While I am a huge fan of ninja and ninja accessories, I'm not all that fond of mini-game collections, so when EA announced Ninja Reflex for the Nintendo Wii I was understandably conflicted. On one hand, the game offered many traditional ninja-friendly activities - throwing shuriken, twirling nunchaku, swinging your sword about, and catching flies with chopsticks. On the other, mini-game collections aren't exactly known for offering the sort of deep experience I crave in my ninja games. It was the sort of internal conflict that could only be sorted out via heated battle.
Blue Ninja versus Red Ninja - Ready, fight!
Presentation and Atmosphere: Everything from the traditional music to the ink-painted menu-backgrounds help foster the feeling of being trained by a wise Japanese martial-arts master. The theme is treated with respect, aside from perhaps the included ninja name generator, but anything that calls me Naughty Panda is a plus in my book.
The Ninja Factor: The mini-games, particularly in the nunchaku category, really lend themselves to standing in front of the television in your best approximation of a ninja stance. You could still play sitting on the couch, but it isn't half as fun.
Built-In Meditation Break: The game includes a guided meditation session, which is unbelievably relaxing after spending a half-hour of trying to catch a god damned koi without scaring the 30 other fish swimming around it.
Lack of Variety: While there are six mini-games in each of the six categories, they don't vary enough to feel like they stand alone. "Use your other hand" doesn't really count as its own game.
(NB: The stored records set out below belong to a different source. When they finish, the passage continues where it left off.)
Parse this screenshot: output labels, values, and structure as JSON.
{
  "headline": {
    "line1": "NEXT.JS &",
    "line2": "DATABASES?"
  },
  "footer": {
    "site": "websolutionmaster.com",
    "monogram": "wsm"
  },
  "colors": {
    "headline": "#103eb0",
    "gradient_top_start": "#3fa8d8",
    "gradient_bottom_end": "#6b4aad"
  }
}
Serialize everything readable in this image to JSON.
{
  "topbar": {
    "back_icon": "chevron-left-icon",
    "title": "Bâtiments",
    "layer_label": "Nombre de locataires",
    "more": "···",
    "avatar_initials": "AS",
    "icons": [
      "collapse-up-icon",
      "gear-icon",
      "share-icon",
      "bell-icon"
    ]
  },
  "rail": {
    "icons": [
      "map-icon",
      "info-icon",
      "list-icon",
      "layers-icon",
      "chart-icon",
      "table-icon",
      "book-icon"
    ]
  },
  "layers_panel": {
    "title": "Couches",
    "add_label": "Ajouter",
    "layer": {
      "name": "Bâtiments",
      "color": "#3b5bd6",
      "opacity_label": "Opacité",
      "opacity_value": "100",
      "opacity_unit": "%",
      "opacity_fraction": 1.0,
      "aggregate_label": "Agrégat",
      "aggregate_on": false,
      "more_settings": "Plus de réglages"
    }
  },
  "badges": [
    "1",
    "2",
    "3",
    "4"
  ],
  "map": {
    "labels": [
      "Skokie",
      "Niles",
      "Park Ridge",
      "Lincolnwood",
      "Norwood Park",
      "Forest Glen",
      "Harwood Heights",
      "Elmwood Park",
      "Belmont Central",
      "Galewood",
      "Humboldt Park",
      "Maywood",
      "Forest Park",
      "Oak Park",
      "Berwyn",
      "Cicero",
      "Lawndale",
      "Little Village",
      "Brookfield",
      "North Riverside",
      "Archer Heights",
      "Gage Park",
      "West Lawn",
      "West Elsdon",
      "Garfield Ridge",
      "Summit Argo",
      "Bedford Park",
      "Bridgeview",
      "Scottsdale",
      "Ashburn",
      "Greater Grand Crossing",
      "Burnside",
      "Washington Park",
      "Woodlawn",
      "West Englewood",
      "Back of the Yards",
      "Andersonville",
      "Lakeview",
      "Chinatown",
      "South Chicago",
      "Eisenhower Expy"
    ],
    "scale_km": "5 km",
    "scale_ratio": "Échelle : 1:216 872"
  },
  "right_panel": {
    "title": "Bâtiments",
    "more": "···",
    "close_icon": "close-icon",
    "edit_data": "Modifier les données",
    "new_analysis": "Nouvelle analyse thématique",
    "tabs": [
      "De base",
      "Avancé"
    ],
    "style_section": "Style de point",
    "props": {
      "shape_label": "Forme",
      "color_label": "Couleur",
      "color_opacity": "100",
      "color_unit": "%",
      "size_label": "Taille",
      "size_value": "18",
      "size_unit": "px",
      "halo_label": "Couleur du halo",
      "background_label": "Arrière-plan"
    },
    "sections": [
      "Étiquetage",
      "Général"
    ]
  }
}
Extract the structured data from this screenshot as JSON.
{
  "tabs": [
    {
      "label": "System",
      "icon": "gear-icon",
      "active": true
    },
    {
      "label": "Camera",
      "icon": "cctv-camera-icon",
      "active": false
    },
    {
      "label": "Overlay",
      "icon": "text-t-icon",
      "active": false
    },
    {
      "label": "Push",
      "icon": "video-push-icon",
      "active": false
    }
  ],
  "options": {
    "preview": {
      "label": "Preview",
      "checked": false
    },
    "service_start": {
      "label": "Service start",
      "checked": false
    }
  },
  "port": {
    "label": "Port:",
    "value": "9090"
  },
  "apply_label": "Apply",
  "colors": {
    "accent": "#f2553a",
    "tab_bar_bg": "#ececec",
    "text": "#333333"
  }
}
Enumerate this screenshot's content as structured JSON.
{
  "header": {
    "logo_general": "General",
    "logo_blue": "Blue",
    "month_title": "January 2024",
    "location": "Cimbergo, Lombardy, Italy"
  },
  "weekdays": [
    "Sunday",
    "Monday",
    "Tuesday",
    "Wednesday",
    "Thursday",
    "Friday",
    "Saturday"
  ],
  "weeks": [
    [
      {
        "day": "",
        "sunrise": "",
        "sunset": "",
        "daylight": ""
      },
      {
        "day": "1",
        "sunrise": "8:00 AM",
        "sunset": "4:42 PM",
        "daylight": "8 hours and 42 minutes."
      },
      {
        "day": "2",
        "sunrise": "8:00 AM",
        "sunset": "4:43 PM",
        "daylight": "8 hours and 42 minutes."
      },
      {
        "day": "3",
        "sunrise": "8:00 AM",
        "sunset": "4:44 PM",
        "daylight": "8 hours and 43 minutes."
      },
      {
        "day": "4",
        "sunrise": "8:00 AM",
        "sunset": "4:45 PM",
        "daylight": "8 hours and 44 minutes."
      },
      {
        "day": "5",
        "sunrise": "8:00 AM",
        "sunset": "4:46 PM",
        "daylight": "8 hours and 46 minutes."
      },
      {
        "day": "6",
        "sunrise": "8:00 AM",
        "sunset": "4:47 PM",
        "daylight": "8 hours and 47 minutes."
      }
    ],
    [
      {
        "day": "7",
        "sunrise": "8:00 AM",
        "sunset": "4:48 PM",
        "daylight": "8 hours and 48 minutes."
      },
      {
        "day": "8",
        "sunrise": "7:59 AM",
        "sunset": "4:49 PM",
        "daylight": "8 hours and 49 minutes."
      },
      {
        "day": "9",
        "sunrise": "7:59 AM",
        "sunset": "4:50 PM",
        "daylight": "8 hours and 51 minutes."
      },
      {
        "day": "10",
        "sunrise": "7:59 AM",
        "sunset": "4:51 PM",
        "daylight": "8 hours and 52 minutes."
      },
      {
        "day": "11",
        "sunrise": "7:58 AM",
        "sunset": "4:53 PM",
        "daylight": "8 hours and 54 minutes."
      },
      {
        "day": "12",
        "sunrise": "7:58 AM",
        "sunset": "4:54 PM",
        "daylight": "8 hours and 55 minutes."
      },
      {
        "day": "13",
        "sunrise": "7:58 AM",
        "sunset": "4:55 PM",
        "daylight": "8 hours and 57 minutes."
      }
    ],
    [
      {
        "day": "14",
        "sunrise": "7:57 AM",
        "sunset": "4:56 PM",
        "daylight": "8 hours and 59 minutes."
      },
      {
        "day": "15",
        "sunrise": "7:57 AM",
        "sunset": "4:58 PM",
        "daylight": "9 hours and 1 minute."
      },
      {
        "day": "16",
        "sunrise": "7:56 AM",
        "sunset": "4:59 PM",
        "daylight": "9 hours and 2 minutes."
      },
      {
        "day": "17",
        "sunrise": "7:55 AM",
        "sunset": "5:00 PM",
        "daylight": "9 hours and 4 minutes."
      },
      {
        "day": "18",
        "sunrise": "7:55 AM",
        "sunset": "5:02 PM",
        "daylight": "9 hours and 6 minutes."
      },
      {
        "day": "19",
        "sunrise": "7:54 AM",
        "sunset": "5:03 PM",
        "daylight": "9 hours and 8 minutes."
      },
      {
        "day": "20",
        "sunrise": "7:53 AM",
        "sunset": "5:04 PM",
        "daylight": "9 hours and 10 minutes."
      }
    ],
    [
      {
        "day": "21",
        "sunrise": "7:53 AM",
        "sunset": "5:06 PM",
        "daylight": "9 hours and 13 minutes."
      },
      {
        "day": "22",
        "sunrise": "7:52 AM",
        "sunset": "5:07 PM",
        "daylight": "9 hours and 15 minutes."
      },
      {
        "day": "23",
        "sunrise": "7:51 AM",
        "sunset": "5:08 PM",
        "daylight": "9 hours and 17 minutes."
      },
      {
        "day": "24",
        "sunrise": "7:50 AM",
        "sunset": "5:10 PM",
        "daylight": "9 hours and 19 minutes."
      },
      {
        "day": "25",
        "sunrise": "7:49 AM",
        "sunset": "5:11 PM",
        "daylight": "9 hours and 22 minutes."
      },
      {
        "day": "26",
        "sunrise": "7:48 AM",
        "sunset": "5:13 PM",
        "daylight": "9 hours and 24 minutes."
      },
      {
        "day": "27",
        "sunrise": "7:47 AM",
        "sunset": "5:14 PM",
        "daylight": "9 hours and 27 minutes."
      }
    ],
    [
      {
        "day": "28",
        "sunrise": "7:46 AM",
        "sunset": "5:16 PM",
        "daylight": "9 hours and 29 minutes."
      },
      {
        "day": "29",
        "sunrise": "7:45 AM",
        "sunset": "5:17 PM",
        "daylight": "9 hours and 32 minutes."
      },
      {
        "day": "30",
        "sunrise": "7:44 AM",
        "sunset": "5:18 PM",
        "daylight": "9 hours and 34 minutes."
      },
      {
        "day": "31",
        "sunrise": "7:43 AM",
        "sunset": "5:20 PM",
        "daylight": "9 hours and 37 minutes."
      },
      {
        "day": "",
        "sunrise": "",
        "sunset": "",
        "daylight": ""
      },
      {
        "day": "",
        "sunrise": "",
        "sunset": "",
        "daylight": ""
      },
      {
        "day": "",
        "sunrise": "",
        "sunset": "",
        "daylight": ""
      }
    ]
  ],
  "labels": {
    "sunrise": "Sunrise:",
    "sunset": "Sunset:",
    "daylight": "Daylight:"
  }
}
Repetitive Gameplay: Once you unlock all of the mini-game variations at the blue belt level that's pretty much it. Repeat games at slightly harder difficulty up to third degree black belt. Rising difficulty plus no new games equals boredom and frustration.
The Katana Mini-game: While most of the mini-games perform well, control in the katana portion, which finds you blocking and countering attacks by demons, feels completely sloppy. It's only one section of the game, but when there are only six sections total that's a sizable chunk.
When I started playing Ninja Reflex I was completely charmed by the atmosphere Sanzaru Games had created within the game. The art style, music, and the mini-games themselves all combine to create one of the most cohesive and compelling mini-game collections I have played. Unfortunately, once all of the variations are unlocked and the repetition starts the game's charm begins to fade, which can easily lead to frustration. I honestly don't think Ninja Reflex is meant to be played through as quickly as possible. At its heart it is a reflex training game, and like a brain training game it works best in small doses.
Like the titular stealthy assassin, Ninja Reflex strikes fast and moves with unnatural grace, but unfortunately dies off far too early.
Ninja Reflex, developed by Sanzaru, published by EA, released March 4, for $US 40. Available on Nintendo Wii, played to first degree black belt.